FCHS has a wish list on the Coke Rewards website, and as the points accumulate, the school will purchase with points things off the list. This year the school purchased a flag football set for the powderpuff game, which is held each year.
"In the past, we always had to borrow the flags," said Senior Class Advisor Allyson Lynch. "It was frustrating because we would only have them at the last minute, and there would be no time to practice. We were so thankful that they thought of us."
The school also made cap collection a part of class competition, an annual tradition where each class participates in spirit activities in order to win a pizza party. So far, the freshman class is dominating the cap collection.
Area businesses have also been collecting caps and passing them along to Wright.
Teacher Angela Oliver said her special needs classes have benefited from the program.
"We all have a stipend each year to spend on our classes, but this helps us go above and beyond the minimum for our kids and it costs us nothing," she said. "I am so proud to be a part of a community that cares about each other and pulls together for a cause."
Codes must be entered and redeemed by May 1 of each year, and then the caps/labels have to be kept for three months for verification purposes.
After that, the school donates the caps to the Odyssey of the Mind program, which recycles the caps by using them in some of their projects.
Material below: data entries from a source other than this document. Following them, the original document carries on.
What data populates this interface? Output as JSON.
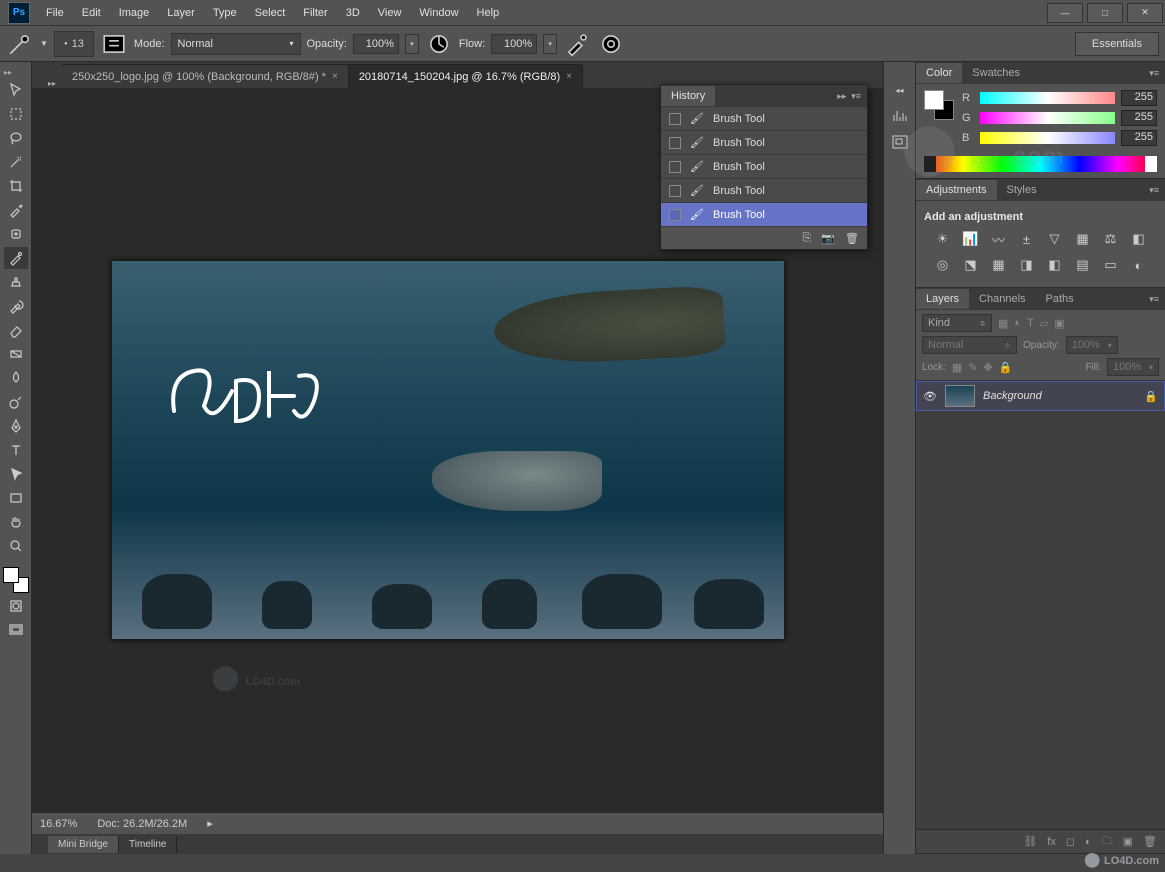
{
  "app": {
    "logo": "Ps"
  },
  "menus": [
    "File",
    "Edit",
    "Image",
    "Layer",
    "Type",
    "Select",
    "Filter",
    "3D",
    "View",
    "Window",
    "Help"
  ],
  "window_controls": {
    "min": "—",
    "max": "□",
    "close": "✕"
  },
  "options": {
    "brush_size": "13",
    "mode_label": "Mode:",
    "mode_value": "Normal",
    "opacity_label": "Opacity:",
    "opacity_value": "100%",
    "flow_label": "Flow:",
    "flow_value": "100%",
    "workspace_button": "Essentials"
  },
  "doc_tabs": [
    {
      "label": "250x250_logo.jpg @ 100% (Background, RGB/8#) *",
      "active": false
    },
    {
      "label": "20180714_150204.jpg @ 16.7% (RGB/8)",
      "active": true
    }
  ],
  "tools": [
    "move",
    "marquee",
    "lasso",
    "wand",
    "crop",
    "eyedropper",
    "healing",
    "brush",
    "stamp",
    "history-brush",
    "eraser",
    "gradient",
    "blur",
    "dodge",
    "pen",
    "type",
    "path-select",
    "rectangle",
    "hand",
    "zoom"
  ],
  "canvas_annotation": "Lo4D",
  "status": {
    "zoom": "16.67%",
    "doc_info": "Doc: 26.2M/26.2M"
  },
  "bottom_tabs": [
    "Mini Bridge",
    "Timeline"
  ],
  "history": {
    "title": "History",
    "items": [
      "Brush Tool",
      "Brush Tool",
      "Brush Tool",
      "Brush Tool",
      "Brush Tool"
    ],
    "selected_index": 4
  },
  "right": {
    "color": {
      "tabs": [
        "Color",
        "Swatches"
      ],
      "channels": [
        {
          "label": "R",
          "value": "255"
        },
        {
          "label": "G",
          "value": "255"
        },
        {
          "label": "B",
          "value": "255"
        }
      ]
    },
    "adjustments": {
      "tabs": [
        "Adjustments",
        "Styles"
      ],
      "heading": "Add an adjustment"
    },
    "layers": {
      "tabs": [
        "Layers",
        "Channels",
        "Paths"
      ],
      "kind_label": "Kind",
      "blend_mode": "Normal",
      "opacity_label": "Opacity:",
      "opacity_value": "100%",
      "lock_label": "Lock:",
      "fill_label": "Fill:",
      "fill_value": "100%",
      "items": [
        {
          "name": "Background",
          "locked": true
        }
      ]
    }
  },
  "watermark": {
    "text": "LO4D",
    "domain": ".com"
  }
}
"It truly is a team effort," said Coblentz. "I feel so blessed when these kids come in every day with a smile and a handful of caps."